• [The task]: The word "bold" marks the lines to copy; find all of them in the entries below.
__________________________________________________
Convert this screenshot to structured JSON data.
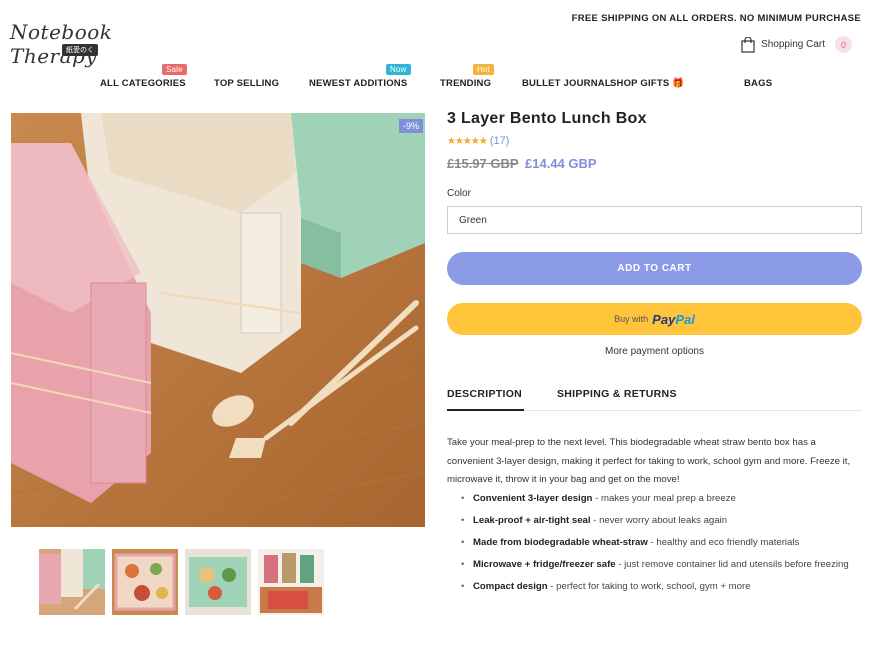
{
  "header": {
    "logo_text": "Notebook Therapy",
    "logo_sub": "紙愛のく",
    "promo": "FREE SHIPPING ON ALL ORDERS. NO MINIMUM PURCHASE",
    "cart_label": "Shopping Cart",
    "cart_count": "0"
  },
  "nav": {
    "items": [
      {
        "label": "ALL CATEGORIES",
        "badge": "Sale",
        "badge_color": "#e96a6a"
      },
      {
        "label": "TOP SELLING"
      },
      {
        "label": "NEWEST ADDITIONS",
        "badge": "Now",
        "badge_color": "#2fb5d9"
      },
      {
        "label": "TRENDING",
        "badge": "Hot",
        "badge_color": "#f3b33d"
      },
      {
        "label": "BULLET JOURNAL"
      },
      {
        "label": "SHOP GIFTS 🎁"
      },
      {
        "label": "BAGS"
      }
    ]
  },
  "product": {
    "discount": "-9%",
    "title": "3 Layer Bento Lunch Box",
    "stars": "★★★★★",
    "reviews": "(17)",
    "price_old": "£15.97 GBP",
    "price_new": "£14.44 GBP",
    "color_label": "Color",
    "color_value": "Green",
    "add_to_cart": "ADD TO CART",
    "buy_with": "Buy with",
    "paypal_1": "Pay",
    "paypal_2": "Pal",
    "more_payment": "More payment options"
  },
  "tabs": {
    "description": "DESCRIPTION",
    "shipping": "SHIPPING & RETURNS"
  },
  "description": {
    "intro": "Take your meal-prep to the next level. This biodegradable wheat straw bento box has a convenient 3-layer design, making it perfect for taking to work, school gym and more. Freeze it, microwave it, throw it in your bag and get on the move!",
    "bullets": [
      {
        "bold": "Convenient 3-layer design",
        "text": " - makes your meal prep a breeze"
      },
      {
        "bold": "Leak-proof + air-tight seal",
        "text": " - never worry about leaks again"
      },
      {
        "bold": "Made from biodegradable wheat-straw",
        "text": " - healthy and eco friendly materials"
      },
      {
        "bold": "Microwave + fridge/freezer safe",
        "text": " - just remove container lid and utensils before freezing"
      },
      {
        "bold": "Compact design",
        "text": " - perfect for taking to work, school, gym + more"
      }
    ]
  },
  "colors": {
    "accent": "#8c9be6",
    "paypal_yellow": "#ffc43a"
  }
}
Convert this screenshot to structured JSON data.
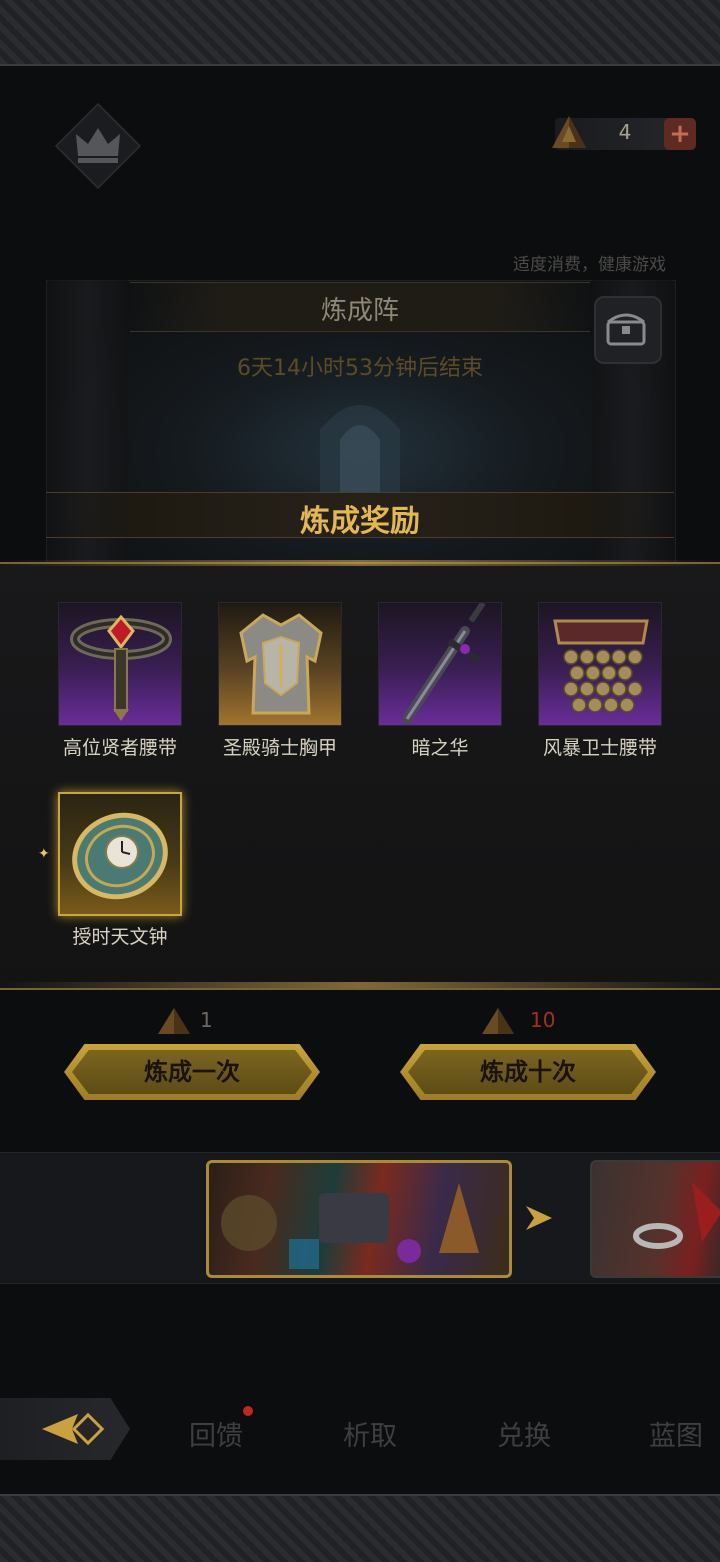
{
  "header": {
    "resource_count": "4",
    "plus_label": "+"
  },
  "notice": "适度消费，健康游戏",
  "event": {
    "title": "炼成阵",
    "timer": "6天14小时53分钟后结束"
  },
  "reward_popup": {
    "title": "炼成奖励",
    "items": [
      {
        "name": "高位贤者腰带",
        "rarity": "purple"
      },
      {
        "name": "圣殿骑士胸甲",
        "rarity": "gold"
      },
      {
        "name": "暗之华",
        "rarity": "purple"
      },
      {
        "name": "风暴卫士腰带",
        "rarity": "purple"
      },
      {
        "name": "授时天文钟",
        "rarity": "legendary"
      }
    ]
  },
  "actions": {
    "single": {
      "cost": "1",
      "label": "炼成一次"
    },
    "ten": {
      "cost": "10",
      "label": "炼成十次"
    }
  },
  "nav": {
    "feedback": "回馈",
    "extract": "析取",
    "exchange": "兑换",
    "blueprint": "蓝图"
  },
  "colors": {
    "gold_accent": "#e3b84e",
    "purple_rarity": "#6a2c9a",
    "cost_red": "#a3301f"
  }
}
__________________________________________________
• [Answer]:
        "bold": "Convenient 3-layer design",
        "bold": "Leak-proof + air-tight seal",
        "bold": "Made from biodegradable wheat-straw",
        "bold": "Microwave + fridge/freezer safe",
        "bold": "Compact design",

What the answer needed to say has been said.